Want to know a secret that’ll help you build relationships with prospects, accelerate the sales cycle and increase revenue?
The secret: Research and preparation.
No matter which stage of the sales cycle you’re at, there will always be a need for pre-call planning. Without it, you’re not selling—or not as well as you could be.
Here are six tips to keep remember when planning sales calls with prospects.
Tips for Effective Sales Call Planning in 2022
1. Get to Know Your Decision Makers
Knowing the ins and outs of the account, the company and the product is a big part of closing a deal, but if you don’t know anything about the prospect, you’ll have a tough time making any headway.
- What area do they live in, and therefore, when’s the best time to call?
- Do they have buying power? If not, who does?
- Who do they report to?
- Have they celebrated any life milestones recently?
- Where have they previously worked and do you have any common connections?
This may seem small but these tidbits of information can greatly strengthen your pitches.
Remember: The human connection is still a big part of closing a deal, especially in a post-pandemic world where meeting clients face-to-face is less common and building trust with prospects is more challenging than ever.
2. Identify one way you can help the prospect
While your product or service may be able to help them in many ways, information overload is real, which is why the best sales call planning stage should focus on identifying a core problem and centering the conversation around it.
To determine that starting point, look at their “About Us” page, recent press clippings, its U.S. Securities and Exchange Commission (SEC) filings and their “Investor Relations” page. These pieces of content should lift the veil on the company’s go-to-market strategy and help you pick a starting point that’ll resonate with the prospect.
Dig deeper to understand their advertising strategy.
Answer the following questions to get closer to the biggest pain point you can address for your buyer:
Once you have answers to these questions, you’ll have a better understanding if you would be a good fit for the client. Your job isn’t only to sell—it’s to partner with your prospects so they can achieve their goals.
3. Prepare to Ask and Answer Questions
It’s important to focus on one pain point, but that doesn’t mean your call won’t veer off course.
When you’re going through the sales call planning process, prepare answers for potential questions and rebuttals. Think of your primary focus as a tree. The bulk of the conversation will be the trunk, but nothing’s stopping the conversation from branching out to the rest of the tree.
That said, this is a two-way street, so have questions ready for them too. For example, you could ask about previous business relationships or their most pressing challenges. Before your call, make a list of topics you don’t know or want to clarify, discuss them on the call and then use their answers to fuel future conversations.
The better you listen to their responses, the better you will understand their pain points and what they need from an advertising partner. This will guide what you bring to the table in your pitch.
4. Have Physical Support

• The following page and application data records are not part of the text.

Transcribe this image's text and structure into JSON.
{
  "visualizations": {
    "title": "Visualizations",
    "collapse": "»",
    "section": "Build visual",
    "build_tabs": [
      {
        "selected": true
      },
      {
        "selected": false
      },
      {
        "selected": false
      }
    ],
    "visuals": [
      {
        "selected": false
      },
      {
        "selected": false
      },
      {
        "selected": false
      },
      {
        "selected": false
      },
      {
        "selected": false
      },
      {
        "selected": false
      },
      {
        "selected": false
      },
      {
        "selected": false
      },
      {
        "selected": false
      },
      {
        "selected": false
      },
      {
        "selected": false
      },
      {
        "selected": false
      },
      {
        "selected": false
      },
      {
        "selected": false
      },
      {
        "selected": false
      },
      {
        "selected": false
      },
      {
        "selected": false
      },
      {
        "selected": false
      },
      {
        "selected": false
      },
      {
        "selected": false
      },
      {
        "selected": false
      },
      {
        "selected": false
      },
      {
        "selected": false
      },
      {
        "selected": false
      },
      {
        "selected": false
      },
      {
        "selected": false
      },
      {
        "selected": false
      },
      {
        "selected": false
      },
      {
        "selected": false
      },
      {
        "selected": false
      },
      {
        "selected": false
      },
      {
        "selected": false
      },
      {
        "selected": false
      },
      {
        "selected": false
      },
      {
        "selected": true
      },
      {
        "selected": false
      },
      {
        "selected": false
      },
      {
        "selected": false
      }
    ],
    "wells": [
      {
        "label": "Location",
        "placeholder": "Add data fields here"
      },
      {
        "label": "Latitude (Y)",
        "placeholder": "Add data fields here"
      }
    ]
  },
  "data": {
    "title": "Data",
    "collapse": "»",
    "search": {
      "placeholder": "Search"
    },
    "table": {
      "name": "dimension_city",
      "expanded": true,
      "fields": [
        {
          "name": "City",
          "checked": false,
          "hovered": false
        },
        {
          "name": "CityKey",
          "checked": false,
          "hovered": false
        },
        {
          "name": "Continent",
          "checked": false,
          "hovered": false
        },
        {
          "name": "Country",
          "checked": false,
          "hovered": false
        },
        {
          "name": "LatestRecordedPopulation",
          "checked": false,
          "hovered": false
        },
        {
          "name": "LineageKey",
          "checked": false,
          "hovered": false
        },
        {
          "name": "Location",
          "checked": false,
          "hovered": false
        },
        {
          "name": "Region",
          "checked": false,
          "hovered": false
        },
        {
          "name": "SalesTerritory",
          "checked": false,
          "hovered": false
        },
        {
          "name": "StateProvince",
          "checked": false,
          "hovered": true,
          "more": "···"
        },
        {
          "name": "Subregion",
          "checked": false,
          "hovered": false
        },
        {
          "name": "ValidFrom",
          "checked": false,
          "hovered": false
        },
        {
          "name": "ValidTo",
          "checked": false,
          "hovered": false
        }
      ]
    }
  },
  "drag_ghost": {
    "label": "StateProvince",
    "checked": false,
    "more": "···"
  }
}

Don’t obsess over memorizing your entire pitch. Instead, create an outline that includes a profile of the prospect, the information you want to cover, the questions you want to ask and how you’ll respond to pushback.

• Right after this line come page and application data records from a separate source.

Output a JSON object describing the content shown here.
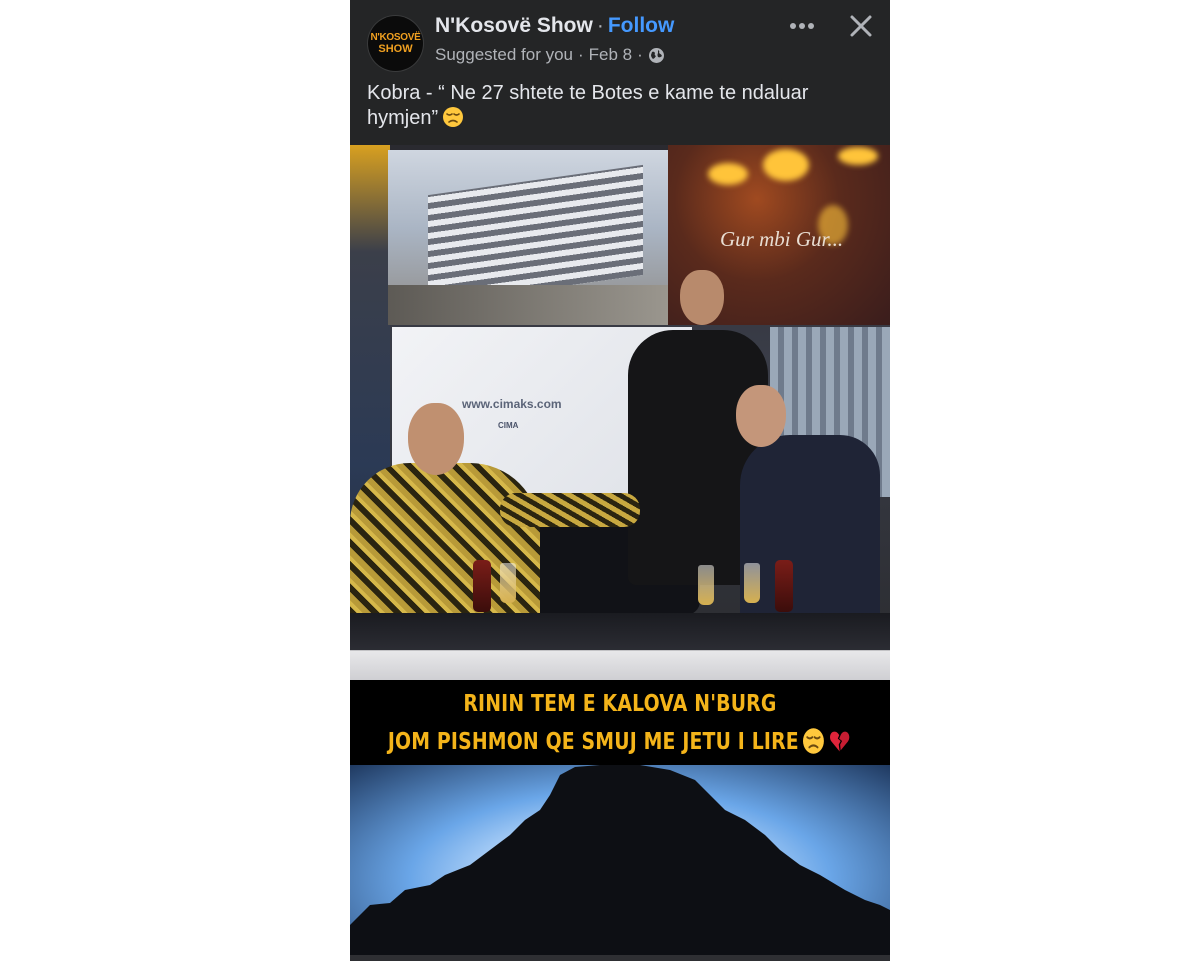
{
  "post": {
    "avatar": {
      "line1": "N'KOSOVË",
      "line2": "SHOW",
      "accent": "#f0a020"
    },
    "page_name": "N'Kosovë Show",
    "name_separator": "·",
    "follow_label": "Follow",
    "meta": {
      "suggestion": "Suggested for you",
      "date": "Feb 8",
      "separator": "·",
      "audience_icon": "globe-icon"
    },
    "header_icons": [
      "more-icon",
      "close-icon"
    ],
    "caption": "Kobra - “ Ne 27 shtete te Botes e kame te ndaluar hymjen”",
    "caption_emoji": "disappointed-face-emoji"
  },
  "video": {
    "banner_text": "Gur mbi Gur...",
    "wall_url": "www.cimaks.com",
    "wall_brand": "CIMA",
    "subtitle_line1": "RININ TEM E KALOVA N'BURG",
    "subtitle_line2": "JOM PISHMON QE SMUJ ME JETU I LIRE",
    "subtitle_emojis": [
      "disappointed-face-emoji",
      "broken-heart-emoji"
    ]
  },
  "colors": {
    "card_bg": "#242526",
    "link_blue": "#4599ff",
    "subtitle_gold": "#f4b41a"
  }
}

You should also arm yourself with related marketing materials that can strengthen the conversation. Since selling can be a long-term play that requires multiple touchpoints with prospects, these materials can come in handy as you move through the sales cycle.
5. Prepare a Voicemail
There’s no guarantee a prospect will answer the phone. But don’t let that discourage you. When you’re doing your sales call planning, think of a voicemail as an opportunity to get your point across without objections or questions.
Before dialing the phone, prepare a 30-second version of your pitch that explains why you’re calling and what’s in it for them. Since there won’t be any back-and-forth, lead with the solution and then go into your talking points. The impression you give on this voicemail may be the difference between getting a meeting or never hearing from them again.
6. Understand Their Advertising Strategy
Don’t overlook the company’s advertising strategy as a source of inspiration when planning your sales call.
- How do they allocate their ad spend and which products are they promoting?
- Do they use linear TV, digital, mobile, email, print and programmatic?
- Did they increase their ad spend or recently start placing with your competition?
- Which DSPs, SSPs, exchanges or native platforms are they using?
- Are they using newer ecosystems such as OTT and TV anywhere?
- How are they preparing for a world without third-party cookies?
- How is my prospect changing its advertising strategy?
With this information, you can make informed decisions regarding your positioning and how you’ll recommend campaigns, frequency, pricing and how you’ll separate yourself from the competition.
Setting Yourself Up for Success With Sales Call Planning
There’s no one-size-fits-all approach to sales call planning. Each plan and call will differ based on the status of your business, the prospect and their challenges. However, there are steps you should take before every call to make sure you’re putting your best foot forward and giving yourself every opportunity to win.